→ App and web page records:
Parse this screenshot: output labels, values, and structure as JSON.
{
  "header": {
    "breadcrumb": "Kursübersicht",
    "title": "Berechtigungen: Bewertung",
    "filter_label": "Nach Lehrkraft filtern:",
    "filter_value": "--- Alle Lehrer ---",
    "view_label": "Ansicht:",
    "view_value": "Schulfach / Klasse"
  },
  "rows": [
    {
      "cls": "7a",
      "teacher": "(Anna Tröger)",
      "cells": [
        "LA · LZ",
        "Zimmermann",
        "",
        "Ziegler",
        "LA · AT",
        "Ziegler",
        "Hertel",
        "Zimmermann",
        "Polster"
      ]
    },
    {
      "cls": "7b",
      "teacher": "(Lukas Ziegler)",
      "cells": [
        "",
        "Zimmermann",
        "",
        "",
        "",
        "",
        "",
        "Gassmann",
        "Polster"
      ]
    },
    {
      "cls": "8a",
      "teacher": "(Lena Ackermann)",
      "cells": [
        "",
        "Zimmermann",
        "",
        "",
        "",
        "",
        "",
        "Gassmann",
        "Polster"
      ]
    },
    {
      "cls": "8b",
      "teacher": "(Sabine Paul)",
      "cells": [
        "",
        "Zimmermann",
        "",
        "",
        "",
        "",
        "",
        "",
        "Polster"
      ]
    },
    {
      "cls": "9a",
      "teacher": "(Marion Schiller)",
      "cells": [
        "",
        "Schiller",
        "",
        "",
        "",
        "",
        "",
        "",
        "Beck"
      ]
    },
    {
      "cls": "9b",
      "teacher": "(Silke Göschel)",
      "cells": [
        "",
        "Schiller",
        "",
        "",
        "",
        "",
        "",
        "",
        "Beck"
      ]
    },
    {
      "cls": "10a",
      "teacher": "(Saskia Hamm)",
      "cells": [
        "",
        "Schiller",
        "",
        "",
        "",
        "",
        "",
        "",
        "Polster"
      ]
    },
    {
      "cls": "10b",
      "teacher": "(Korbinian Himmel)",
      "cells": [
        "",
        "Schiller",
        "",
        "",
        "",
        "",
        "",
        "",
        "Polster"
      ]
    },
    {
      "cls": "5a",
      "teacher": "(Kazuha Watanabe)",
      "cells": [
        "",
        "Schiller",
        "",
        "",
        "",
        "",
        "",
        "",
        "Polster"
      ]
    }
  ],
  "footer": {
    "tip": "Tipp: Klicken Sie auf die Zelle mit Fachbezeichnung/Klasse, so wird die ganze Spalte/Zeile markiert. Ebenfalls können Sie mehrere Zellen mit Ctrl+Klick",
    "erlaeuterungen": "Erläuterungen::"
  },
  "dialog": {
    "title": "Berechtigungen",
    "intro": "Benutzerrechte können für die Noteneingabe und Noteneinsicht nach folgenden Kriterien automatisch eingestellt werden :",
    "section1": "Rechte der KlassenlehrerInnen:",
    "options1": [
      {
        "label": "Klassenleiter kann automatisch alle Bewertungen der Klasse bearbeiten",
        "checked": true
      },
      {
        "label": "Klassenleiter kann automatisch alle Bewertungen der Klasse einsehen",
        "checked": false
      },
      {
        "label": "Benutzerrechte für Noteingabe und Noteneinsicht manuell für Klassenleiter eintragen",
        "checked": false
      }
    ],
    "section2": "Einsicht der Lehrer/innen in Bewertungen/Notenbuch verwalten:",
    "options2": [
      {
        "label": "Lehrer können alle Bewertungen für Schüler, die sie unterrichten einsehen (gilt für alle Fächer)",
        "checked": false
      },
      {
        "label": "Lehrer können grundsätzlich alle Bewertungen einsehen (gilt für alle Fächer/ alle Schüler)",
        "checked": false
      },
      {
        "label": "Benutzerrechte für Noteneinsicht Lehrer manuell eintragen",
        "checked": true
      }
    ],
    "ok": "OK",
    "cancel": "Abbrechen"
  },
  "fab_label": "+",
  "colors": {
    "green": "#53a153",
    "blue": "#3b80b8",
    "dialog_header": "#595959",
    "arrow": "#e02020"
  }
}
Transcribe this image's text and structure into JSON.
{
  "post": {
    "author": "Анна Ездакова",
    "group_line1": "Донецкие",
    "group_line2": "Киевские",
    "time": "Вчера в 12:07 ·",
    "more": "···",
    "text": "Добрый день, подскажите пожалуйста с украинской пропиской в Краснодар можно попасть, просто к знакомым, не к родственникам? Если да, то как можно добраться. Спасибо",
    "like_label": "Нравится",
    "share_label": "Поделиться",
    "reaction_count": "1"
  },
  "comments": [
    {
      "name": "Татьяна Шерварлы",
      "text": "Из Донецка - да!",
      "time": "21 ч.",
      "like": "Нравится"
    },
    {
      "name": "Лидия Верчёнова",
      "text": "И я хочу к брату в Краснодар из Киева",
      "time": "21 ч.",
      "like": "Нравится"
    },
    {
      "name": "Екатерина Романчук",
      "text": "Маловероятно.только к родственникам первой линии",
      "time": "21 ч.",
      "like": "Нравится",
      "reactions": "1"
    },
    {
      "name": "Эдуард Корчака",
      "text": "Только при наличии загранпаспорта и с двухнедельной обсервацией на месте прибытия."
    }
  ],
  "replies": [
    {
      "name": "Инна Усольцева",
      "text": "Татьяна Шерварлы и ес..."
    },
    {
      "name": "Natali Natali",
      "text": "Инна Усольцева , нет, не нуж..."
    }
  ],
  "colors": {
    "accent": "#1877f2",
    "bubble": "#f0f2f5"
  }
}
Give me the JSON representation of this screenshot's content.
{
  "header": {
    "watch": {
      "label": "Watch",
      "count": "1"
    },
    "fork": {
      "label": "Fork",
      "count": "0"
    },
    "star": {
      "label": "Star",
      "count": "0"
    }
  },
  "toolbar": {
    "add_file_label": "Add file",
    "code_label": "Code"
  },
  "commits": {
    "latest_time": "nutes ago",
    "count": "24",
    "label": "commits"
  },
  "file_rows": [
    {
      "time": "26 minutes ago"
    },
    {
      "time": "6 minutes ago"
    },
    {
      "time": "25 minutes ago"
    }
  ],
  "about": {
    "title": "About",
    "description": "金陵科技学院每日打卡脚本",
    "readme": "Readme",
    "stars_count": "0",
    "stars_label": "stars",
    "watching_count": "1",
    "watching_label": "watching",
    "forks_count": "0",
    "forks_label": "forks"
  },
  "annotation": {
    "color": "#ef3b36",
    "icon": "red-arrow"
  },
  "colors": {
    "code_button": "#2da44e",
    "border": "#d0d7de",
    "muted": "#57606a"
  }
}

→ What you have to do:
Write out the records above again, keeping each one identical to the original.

→ Answer space:
Parse this screenshot: output labels, values, and structure as JSON.
{
  "header": {
    "breadcrumb": "Kursübersicht",
    "title": "Berechtigungen: Bewertung",
    "filter_label": "Nach Lehrkraft filtern:",
    "filter_value": "--- Alle Lehrer ---",
    "view_label": "Ansicht:",
    "view_value": "Schulfach / Klasse"
  },
  "rows": [
    {
      "cls": "7a",
      "teacher": "(Anna Tröger)",
      "cells": [
        "LA · LZ",
        "Zimmermann",
        "",
        "Ziegler",
        "LA · AT",
        "Ziegler",
        "Hertel",
        "Zimmermann",
        "Polster"
      ]
    },
    {
      "cls": "7b",
      "teacher": "(Lukas Ziegler)",
      "cells": [
        "",
        "Zimmermann",
        "",
        "",
        "",
        "",
        "",
        "Gassmann",
        "Polster"
      ]
    },
    {
      "cls": "8a",
      "teacher": "(Lena Ackermann)",
      "cells": [
        "",
        "Zimmermann",
        "",
        "",
        "",
        "",
        "",
        "Gassmann",
        "Polster"
      ]
    },
    {
      "cls": "8b",
      "teacher": "(Sabine Paul)",
      "cells": [
        "",
        "Zimmermann",
        "",
        "",
        "",
        "",
        "",
        "",
        "Polster"
      ]
    },
    {
      "cls": "9a",
      "teacher": "(Marion Schiller)",
      "cells": [
        "",
        "Schiller",
        "",
        "",
        "",
        "",
        "",
        "",
        "Beck"
      ]
    },
    {
      "cls": "9b",
      "teacher": "(Silke Göschel)",
      "cells": [
        "",
        "Schiller",
        "",
        "",
        "",
        "",
        "",
        "",
        "Beck"
      ]
    },
    {
      "cls": "10a",
      "teacher": "(Saskia Hamm)",
      "cells": [
        "",
        "Schiller",
        "",
        "",
        "",
        "",
        "",
        "",
        "Polster"
      ]
    },
    {
      "cls": "10b",
      "teacher": "(Korbinian Himmel)",
      "cells": [
        "",
        "Schiller",
        "",
        "",
        "",
        "",
        "",
        "",
        "Polster"
      ]
    },
    {
      "cls": "5a",
      "teacher": "(Kazuha Watanabe)",
      "cells": [
        "",
        "Schiller",
        "",
        "",
        "",
        "",
        "",
        "",
        "Polster"
      ]
    }
  ],
  "footer": {
    "tip": "Tipp: Klicken Sie auf die Zelle mit Fachbezeichnung/Klasse, so wird die ganze Spalte/Zeile markiert. Ebenfalls können Sie mehrere Zellen mit Ctrl+Klick",
    "erlaeuterungen": "Erläuterungen::"
  },
  "dialog": {
    "title": "Berechtigungen",
    "intro": "Benutzerrechte können für die Noteneingabe und Noteneinsicht nach folgenden Kriterien automatisch eingestellt werden :",
    "section1": "Rechte der KlassenlehrerInnen:",
    "options1": [
      {
        "label": "Klassenleiter kann automatisch alle Bewertungen der Klasse bearbeiten",
        "checked": true
      },
      {
        "label": "Klassenleiter kann automatisch alle Bewertungen der Klasse einsehen",
        "checked": false
      },
      {
        "label": "Benutzerrechte für Noteingabe und Noteneinsicht manuell für Klassenleiter eintragen",
        "checked": false
      }
    ],
    "section2": "Einsicht der Lehrer/innen in Bewertungen/Notenbuch verwalten:",
    "options2": [
      {
        "label": "Lehrer können alle Bewertungen für Schüler, die sie unterrichten einsehen (gilt für alle Fächer)",
        "checked": false
      },
      {
        "label": "Lehrer können grundsätzlich alle Bewertungen einsehen (gilt für alle Fächer/ alle Schüler)",
        "checked": false
      },
      {
        "label": "Benutzerrechte für Noteneinsicht Lehrer manuell eintragen",
        "checked": true
      }
    ],
    "ok": "OK",
    "cancel": "Abbrechen"
  },
  "fab_label": "+",
  "colors": {
    "green": "#53a153",
    "blue": "#3b80b8",
    "dialog_header": "#595959",
    "arrow": "#e02020"
  }
}
Transcribe this image's text and structure into JSON.
{
  "post": {
    "author": "Анна Ездакова",
    "group_line1": "Донецкие",
    "group_line2": "Киевские",
    "time": "Вчера в 12:07 ·",
    "more": "···",
    "text": "Добрый день, подскажите пожалуйста с украинской пропиской в Краснодар можно попасть, просто к знакомым, не к родственникам? Если да, то как можно добраться. Спасибо",
    "like_label": "Нравится",
    "share_label": "Поделиться",
    "reaction_count": "1"
  },
  "comments": [
    {
      "name": "Татьяна Шерварлы",
      "text": "Из Донецка - да!",
      "time": "21 ч.",
      "like": "Нравится"
    },
    {
      "name": "Лидия Верчёнова",
      "text": "И я хочу к брату в Краснодар из Киева",
      "time": "21 ч.",
      "like": "Нравится"
    },
    {
      "name": "Екатерина Романчук",
      "text": "Маловероятно.только к родственникам первой линии",
      "time": "21 ч.",
      "like": "Нравится",
      "reactions": "1"
    },
    {
      "name": "Эдуард Корчака",
      "text": "Только при наличии загранпаспорта и с двухнедельной обсервацией на месте прибытия."
    }
  ],
  "replies": [
    {
      "name": "Инна Усольцева",
      "text": "Татьяна Шерварлы и ес..."
    },
    {
      "name": "Natali Natali",
      "text": "Инна Усольцева , нет, не нуж..."
    }
  ],
  "colors": {
    "accent": "#1877f2",
    "bubble": "#f0f2f5"
  }
}
Give me the JSON representation of this screenshot's content.
{
  "header": {
    "watch": {
      "label": "Watch",
      "count": "1"
    },
    "fork": {
      "label": "Fork",
      "count": "0"
    },
    "star": {
      "label": "Star",
      "count": "0"
    }
  },
  "toolbar": {
    "add_file_label": "Add file",
    "code_label": "Code"
  },
  "commits": {
    "latest_time": "nutes ago",
    "count": "24",
    "label": "commits"
  },
  "file_rows": [
    {
      "time": "26 minutes ago"
    },
    {
      "time": "6 minutes ago"
    },
    {
      "time": "25 minutes ago"
    }
  ],
  "about": {
    "title": "About",
    "description": "金陵科技学院每日打卡脚本",
    "readme": "Readme",
    "stars_count": "0",
    "stars_label": "stars",
    "watching_count": "1",
    "watching_label": "watching",
    "forks_count": "0",
    "forks_label": "forks"
  },
  "annotation": {
    "color": "#ef3b36",
    "icon": "red-arrow"
  },
  "colors": {
    "code_button": "#2da44e",
    "border": "#d0d7de",
    "muted": "#57606a"
  }
}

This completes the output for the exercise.